▶ **Exercise prompt**: Take each line of the data that contains the string "messages" and copy it.

*** The input Section Begins ***

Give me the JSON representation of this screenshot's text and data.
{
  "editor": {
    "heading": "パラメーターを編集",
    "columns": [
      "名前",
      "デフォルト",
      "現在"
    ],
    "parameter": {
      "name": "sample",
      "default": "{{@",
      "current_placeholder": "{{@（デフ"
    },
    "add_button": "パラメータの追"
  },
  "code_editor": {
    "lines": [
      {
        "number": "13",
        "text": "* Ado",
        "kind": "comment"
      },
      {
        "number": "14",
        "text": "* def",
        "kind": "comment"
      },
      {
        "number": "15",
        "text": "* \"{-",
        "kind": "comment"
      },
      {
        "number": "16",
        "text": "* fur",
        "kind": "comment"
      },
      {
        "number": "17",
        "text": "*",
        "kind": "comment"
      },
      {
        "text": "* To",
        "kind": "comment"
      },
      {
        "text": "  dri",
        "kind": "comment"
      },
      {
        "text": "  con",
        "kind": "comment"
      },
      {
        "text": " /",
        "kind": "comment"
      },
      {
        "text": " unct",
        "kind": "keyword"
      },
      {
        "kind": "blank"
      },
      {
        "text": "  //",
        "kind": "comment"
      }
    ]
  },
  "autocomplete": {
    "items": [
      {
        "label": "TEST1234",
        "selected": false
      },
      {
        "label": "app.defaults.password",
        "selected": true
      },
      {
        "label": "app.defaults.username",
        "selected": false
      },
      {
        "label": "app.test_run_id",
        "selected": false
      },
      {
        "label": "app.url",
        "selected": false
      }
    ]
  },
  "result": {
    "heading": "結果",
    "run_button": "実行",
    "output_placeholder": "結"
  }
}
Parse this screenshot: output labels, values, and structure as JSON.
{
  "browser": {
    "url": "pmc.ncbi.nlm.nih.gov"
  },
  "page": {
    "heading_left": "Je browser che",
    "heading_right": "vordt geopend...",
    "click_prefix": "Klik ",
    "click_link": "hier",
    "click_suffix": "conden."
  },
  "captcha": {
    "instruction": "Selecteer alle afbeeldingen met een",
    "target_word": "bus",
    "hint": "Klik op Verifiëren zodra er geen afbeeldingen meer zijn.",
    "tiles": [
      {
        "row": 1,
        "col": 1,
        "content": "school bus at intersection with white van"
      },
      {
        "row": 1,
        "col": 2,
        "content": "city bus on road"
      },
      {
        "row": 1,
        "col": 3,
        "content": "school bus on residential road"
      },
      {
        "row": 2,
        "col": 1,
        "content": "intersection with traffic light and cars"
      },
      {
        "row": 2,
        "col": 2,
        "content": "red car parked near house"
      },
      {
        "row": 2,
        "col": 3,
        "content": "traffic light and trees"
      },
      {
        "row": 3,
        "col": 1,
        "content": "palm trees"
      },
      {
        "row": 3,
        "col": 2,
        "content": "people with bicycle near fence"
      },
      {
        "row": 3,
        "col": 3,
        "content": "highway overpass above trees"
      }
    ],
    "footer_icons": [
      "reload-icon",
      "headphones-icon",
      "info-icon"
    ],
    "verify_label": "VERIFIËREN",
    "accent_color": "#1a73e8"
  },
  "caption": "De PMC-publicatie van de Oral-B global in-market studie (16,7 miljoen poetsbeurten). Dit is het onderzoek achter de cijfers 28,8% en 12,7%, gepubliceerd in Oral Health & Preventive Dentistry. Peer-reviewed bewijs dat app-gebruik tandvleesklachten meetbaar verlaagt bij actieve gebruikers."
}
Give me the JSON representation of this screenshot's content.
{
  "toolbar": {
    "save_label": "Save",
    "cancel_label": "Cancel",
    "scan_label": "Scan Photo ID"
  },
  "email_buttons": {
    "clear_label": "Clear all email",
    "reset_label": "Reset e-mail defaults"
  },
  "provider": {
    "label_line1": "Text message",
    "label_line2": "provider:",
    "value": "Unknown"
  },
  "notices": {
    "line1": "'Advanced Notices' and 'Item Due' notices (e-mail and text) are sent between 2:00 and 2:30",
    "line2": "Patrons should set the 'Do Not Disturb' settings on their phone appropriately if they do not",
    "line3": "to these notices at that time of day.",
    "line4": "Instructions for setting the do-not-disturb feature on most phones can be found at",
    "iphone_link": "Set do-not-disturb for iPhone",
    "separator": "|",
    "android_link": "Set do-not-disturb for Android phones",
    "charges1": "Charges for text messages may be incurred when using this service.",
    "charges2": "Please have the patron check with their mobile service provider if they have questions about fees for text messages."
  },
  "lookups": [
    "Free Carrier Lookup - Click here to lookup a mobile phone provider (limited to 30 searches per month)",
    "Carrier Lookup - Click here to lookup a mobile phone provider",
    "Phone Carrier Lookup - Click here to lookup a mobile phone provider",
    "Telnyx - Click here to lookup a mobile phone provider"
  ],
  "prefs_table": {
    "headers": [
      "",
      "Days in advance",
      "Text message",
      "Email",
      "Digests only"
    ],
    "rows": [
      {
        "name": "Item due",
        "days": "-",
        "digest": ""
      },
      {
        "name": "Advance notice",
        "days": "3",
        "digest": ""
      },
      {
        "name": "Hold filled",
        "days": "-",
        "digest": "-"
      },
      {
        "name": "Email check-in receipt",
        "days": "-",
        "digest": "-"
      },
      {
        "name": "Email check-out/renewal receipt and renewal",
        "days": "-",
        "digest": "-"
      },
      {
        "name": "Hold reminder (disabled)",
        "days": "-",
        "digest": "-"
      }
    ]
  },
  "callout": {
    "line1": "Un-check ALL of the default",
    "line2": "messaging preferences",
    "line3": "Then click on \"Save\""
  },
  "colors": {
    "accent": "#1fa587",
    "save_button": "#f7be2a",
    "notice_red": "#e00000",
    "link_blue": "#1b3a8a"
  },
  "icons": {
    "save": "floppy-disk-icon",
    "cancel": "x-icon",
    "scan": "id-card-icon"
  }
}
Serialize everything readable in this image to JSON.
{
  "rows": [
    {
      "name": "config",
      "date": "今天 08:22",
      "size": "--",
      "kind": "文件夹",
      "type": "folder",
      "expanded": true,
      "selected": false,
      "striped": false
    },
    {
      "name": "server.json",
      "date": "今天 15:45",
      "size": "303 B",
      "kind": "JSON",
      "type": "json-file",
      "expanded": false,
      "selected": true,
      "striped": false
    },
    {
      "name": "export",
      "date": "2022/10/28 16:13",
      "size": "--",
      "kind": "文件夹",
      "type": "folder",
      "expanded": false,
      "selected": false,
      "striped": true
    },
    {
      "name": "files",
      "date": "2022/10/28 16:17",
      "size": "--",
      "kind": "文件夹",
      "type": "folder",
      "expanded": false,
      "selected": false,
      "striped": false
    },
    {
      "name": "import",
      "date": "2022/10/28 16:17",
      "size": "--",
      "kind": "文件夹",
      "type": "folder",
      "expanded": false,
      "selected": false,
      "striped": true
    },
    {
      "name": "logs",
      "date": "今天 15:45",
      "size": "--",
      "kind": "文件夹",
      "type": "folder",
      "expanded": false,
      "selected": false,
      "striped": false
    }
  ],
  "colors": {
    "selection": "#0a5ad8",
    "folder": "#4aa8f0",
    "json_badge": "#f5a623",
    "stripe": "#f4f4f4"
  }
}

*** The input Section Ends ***

▶ **Written response**:
    "charges1": "Charges for text messages may be incurred when using this service.",
    "charges2": "Please have the patron check with their mobile service provider if they have questions about fees for text messages."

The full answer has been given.